An enthusiastic promoter of contemporary music, Nadia has given world and national premieres of more than 60 works by Elliott Carter, George Crumb, Daniel Felsenfeld, Tom Flaherty, Annie Gosfield, Yuri Ishchenko, Vera Ivanova, Leon Kirchner, Amy Beth Kirsten, Hannah Lash, James Matheson, Missy Mazzoli, Harold Meltzer, Isaac Schankler, Adam Schoenberg, Lewis Spratlan, Gernot Wolfgang, Peter Yates, Jack Van Zandt, and others.
Nadia’s 2014 Reference Recordings CD Woman at the New Piano: American Music of 2013 was nominated for 58th GRAMMY® Awards in 3 categories. Described as “a most invigorating and distinctive release” (Fanfare Magazine), Nadia’s 2018 RR release Quotations and Homages features premieres of solo and collaborative works for 6 pianists (performed with Ray-Kallay Duo, HOCKET and Genevieve Feiwen Lee) inspired by a variety of earlier composers and pieces. Described as “an impressive collection of new works by outstanding contemporary composers, performed by first-rate musicians” (Sequenza21), Nadia’s 2019 RR album The Poetry of Places features premieres of solo and collaborative works (performed with LA Phil pianist Joanne Pearce Martin and LAPQ percussionists Nick Terry and Cory Hills) inspired by diverse buildings.

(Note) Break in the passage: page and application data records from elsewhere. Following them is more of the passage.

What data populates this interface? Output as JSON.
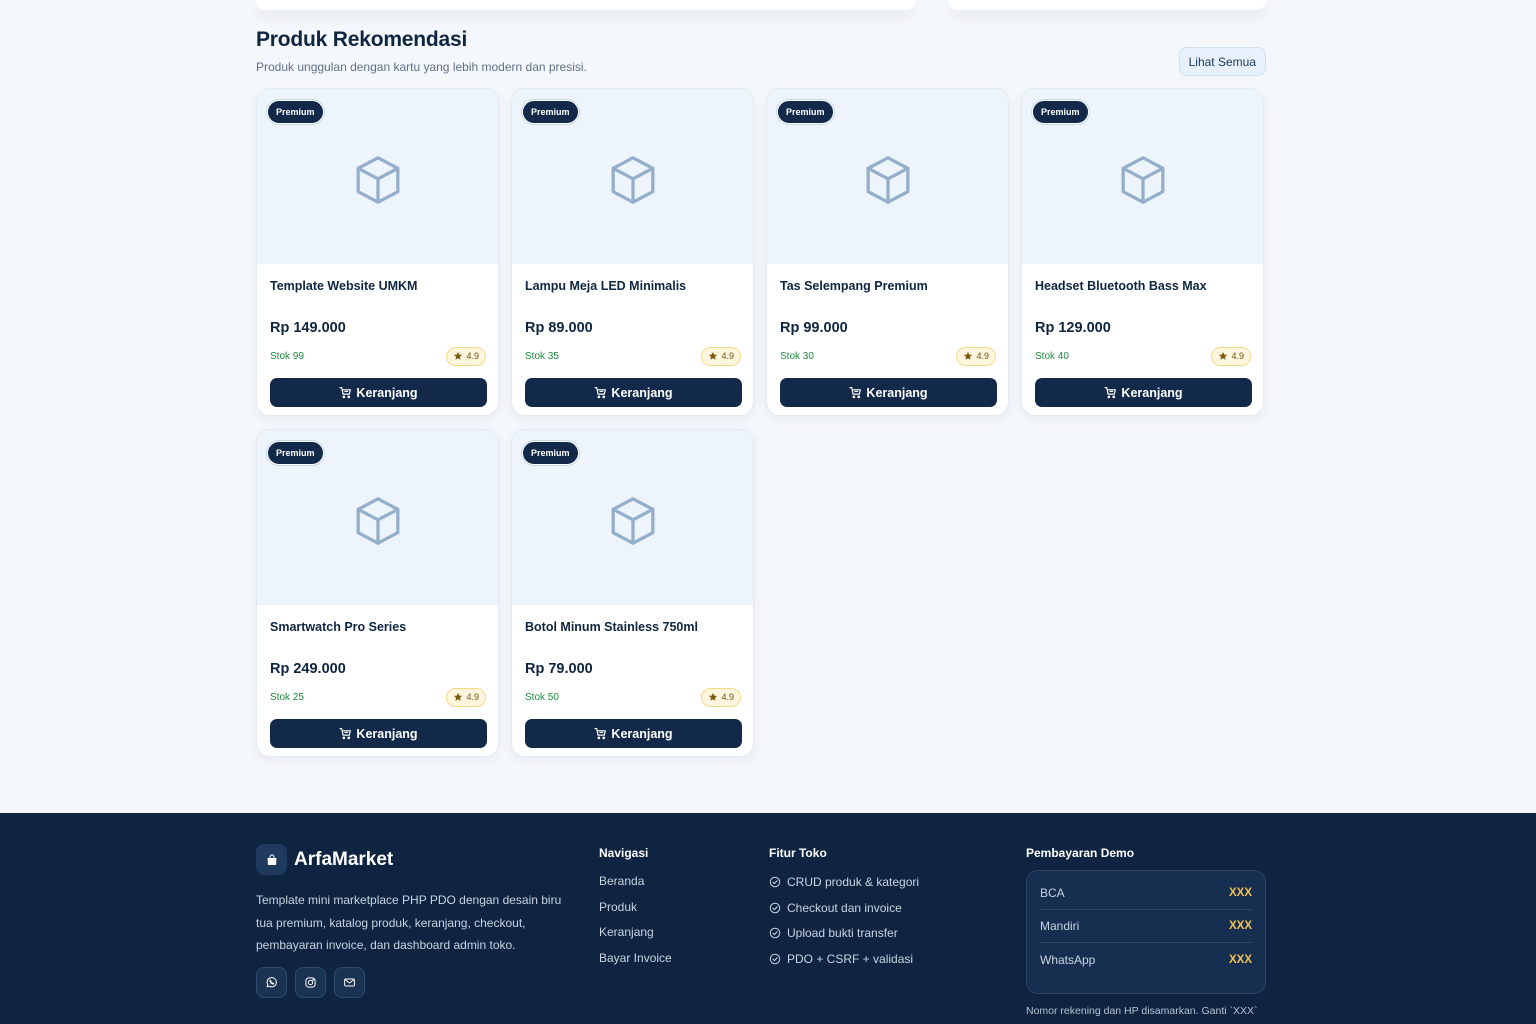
{
  "section": {
    "title": "Produk Rekomendasi",
    "subtitle": "Produk unggulan dengan kartu yang lebih modern dan presisi.",
    "see_all": "Lihat Semua"
  },
  "products": [
    {
      "badge": "Premium",
      "name": "Template Website UMKM",
      "price": "Rp 149.000",
      "stock": "Stok 99",
      "rating": "4.9",
      "button": "Keranjang"
    },
    {
      "badge": "Premium",
      "name": "Lampu Meja LED Minimalis",
      "price": "Rp 89.000",
      "stock": "Stok 35",
      "rating": "4.9",
      "button": "Keranjang"
    },
    {
      "badge": "Premium",
      "name": "Tas Selempang Premium",
      "price": "Rp 99.000",
      "stock": "Stok 30",
      "rating": "4.9",
      "button": "Keranjang"
    },
    {
      "badge": "Premium",
      "name": "Headset Bluetooth Bass Max",
      "price": "Rp 129.000",
      "stock": "Stok 40",
      "rating": "4.9",
      "button": "Keranjang"
    },
    {
      "badge": "Premium",
      "name": "Smartwatch Pro Series",
      "price": "Rp 249.000",
      "stock": "Stok 25",
      "rating": "4.9",
      "button": "Keranjang"
    },
    {
      "badge": "Premium",
      "name": "Botol Minum Stainless 750ml",
      "price": "Rp 79.000",
      "stock": "Stok 50",
      "rating": "4.9",
      "button": "Keranjang"
    }
  ],
  "footer": {
    "brand": "ArfaMarket",
    "description": "Template mini marketplace PHP PDO dengan desain biru tua premium, katalog produk, keranjang, checkout, pembayaran invoice, dan dashboard admin toko.",
    "socials": [
      "whatsapp-icon",
      "instagram-icon",
      "mail-icon"
    ],
    "nav_title": "Navigasi",
    "nav_items": [
      "Beranda",
      "Produk",
      "Keranjang",
      "Bayar Invoice"
    ],
    "features_title": "Fitur Toko",
    "features": [
      "CRUD produk & kategori",
      "Checkout dan invoice",
      "Upload bukti transfer",
      "PDO + CSRF + validasi"
    ],
    "payment_title": "Pembayaran Demo",
    "payments": [
      {
        "label": "BCA",
        "value": "XXX"
      },
      {
        "label": "Mandiri",
        "value": "XXX"
      },
      {
        "label": "WhatsApp",
        "value": "XXX"
      }
    ],
    "payment_note": "Nomor rekening dan HP disamarkan. Ganti `XXX`"
  },
  "colors": {
    "primary": "#12294a",
    "footer_bg": "#0e2440",
    "stock_green": "#1b8a3e",
    "rating_gold": "#f2c14e",
    "thumb_bg": "#eef4fb"
  }
}
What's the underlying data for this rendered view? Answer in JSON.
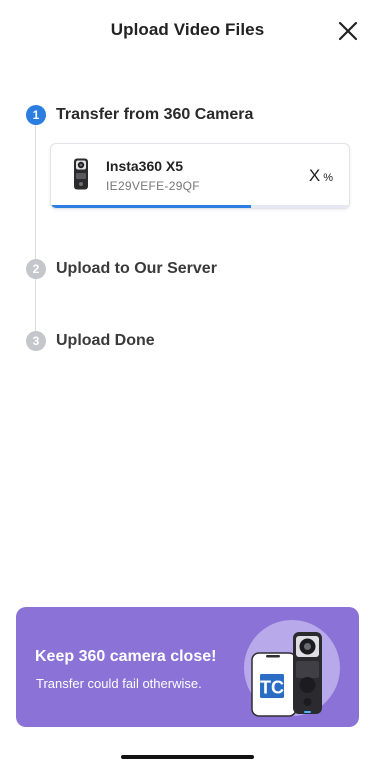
{
  "header": {
    "title": "Upload Video Files",
    "close_icon": "close-icon"
  },
  "steps": [
    {
      "number": "1",
      "label": "Transfer from 360 Camera",
      "state": "active"
    },
    {
      "number": "2",
      "label": "Upload to Our Server",
      "state": "inactive"
    },
    {
      "number": "3",
      "label": "Upload Done",
      "state": "inactive"
    }
  ],
  "device": {
    "name": "Insta360 X5",
    "serial": "IE29VEFE-29QF",
    "progress_value": "X",
    "progress_unit": "%",
    "progress_fill_fraction": 0.67,
    "icon": "camera-icon"
  },
  "banner": {
    "title": "Keep 360 camera close!",
    "subtitle": "Transfer could fail otherwise.",
    "illustration_badge": "TC",
    "illustration_icon": "phone-camera-illustration"
  },
  "colors": {
    "accent": "#2b7de0",
    "inactive_step": "#c5c5cc",
    "banner_bg": "#8a72d6",
    "banner_circle": "#b7a9ea",
    "progress_track": "#e6e8f2"
  }
}
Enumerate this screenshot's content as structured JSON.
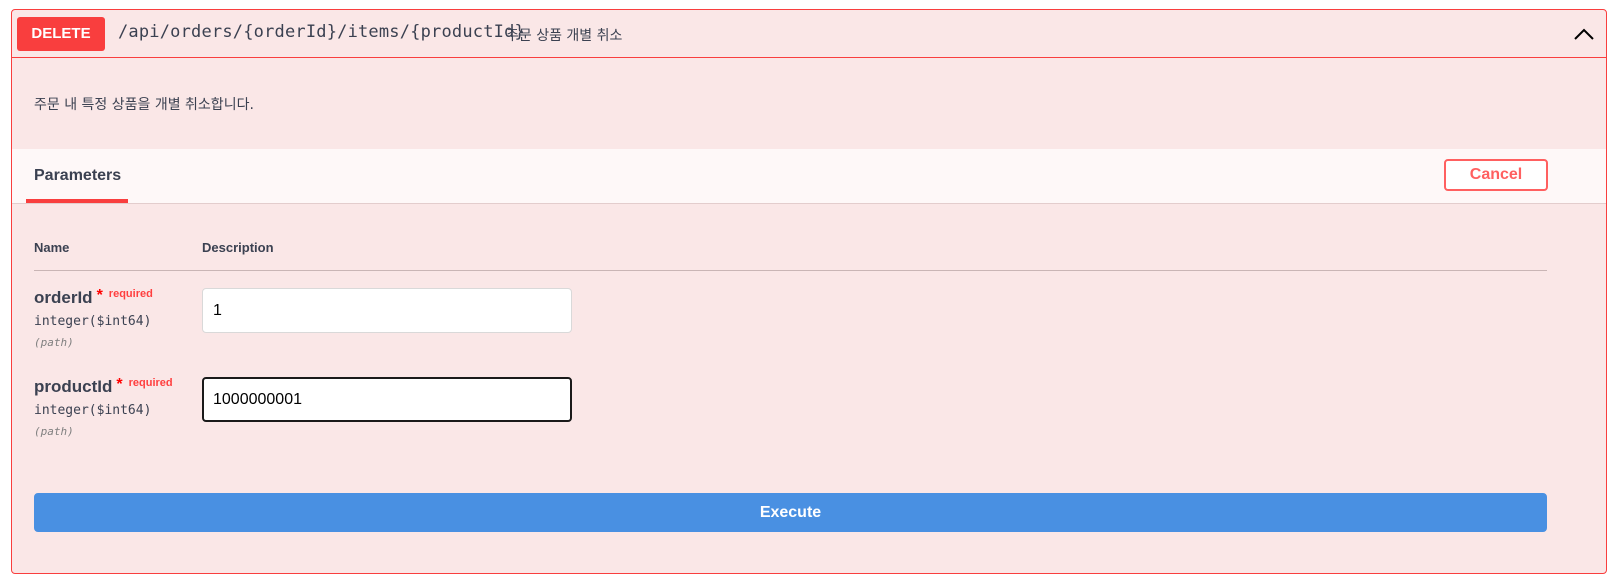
{
  "operation": {
    "method": "DELETE",
    "path": "/api/orders/{orderId}/items/{productId}",
    "summary": "주문 상품 개별 취소",
    "description": "주문 내 특정 상품을 개별 취소합니다.",
    "collapse_icon": "chevron-up-icon"
  },
  "tabs": {
    "parameters_label": "Parameters",
    "cancel_label": "Cancel"
  },
  "columns": {
    "name": "Name",
    "description": "Description"
  },
  "parameters": [
    {
      "name": "orderId",
      "required_mark": "*",
      "required_label": "required",
      "type": "integer($int64)",
      "in": "(path)",
      "value": "1"
    },
    {
      "name": "productId",
      "required_mark": "*",
      "required_label": "required",
      "type": "integer($int64)",
      "in": "(path)",
      "value": "1000000001"
    }
  ],
  "execute_label": "Execute",
  "colors": {
    "method": "#f93e3e",
    "block_background": "#fae7e7",
    "execute": "#4990e2",
    "cancel": "#ff6060"
  }
}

Nadia Shpachenko is Professor of Music at Cal Poly Pomona University, where she leads the Piano Performance program and was awarded the 2017 Provost’s Award for Excellence in Scholarly and Creative Activities. Nadia completed her DMA and MM degrees at the University of Southern California, where she was awarded the title of Outstanding Graduate. Her principal teachers included John Perry, Victor Rosenbaum, and Victor Derevianko. Nadia Shpachenko is a Steinway Artist and a Schoenhut Toy Piano Artist.
Scott Worthington is a double bassist and composer based in Los Angeles. Active as a chamber, recording, orchestral, and solo artist, his work as a performer has been called “masterful and transfixing” by NewMusicBox. He has released three albums to critical acclaim as a performer-composer, including his 2015 album Prism, named one of The New Yorker’s top ten classical albums of the year. His 2018 release, Orbit, appears on the French label IIKKI. His music, described as “quietly gripping” by The Log Journal and “as bewitching as it is original” by Alex Ross, has been commissioned by the Library Foundation of Los Angeles, Loadbang, and numerous soloists.
Engaged in multiple arenas of contemporary music, Worthington’s other activities span concert production, electronic music, and audio engineering. In 2014 he co-founded wasteLAnd, a concert series praised by the L.A. Times as “our musical pioneers,” serving as executive director through its first five seasons. As an electronic musician, Worthington has performed and coded performance materials for music by composers ranging from Lucier to Stockhausen. In addition to his own albums, he has engineered and produced recordings for Populist Records, Orenda Records, Innova Recordings, and a forthcoming release on Bridge Records.
Since 2017, Worthington has been the principal bass of the Redlands Symphony and the Artist Teacher of Bass at the University of Redlands. He studied at the Eastman School of Music with James VanDemark and the University of California San Diego with Mark Dresser. While in San Diego, he also studied the Alexander Technique with Eileen Trobermann. He performs on a copy of a Lorenzo Carcassi bass built for him by Barrie Kolstein. www.scottworthington.com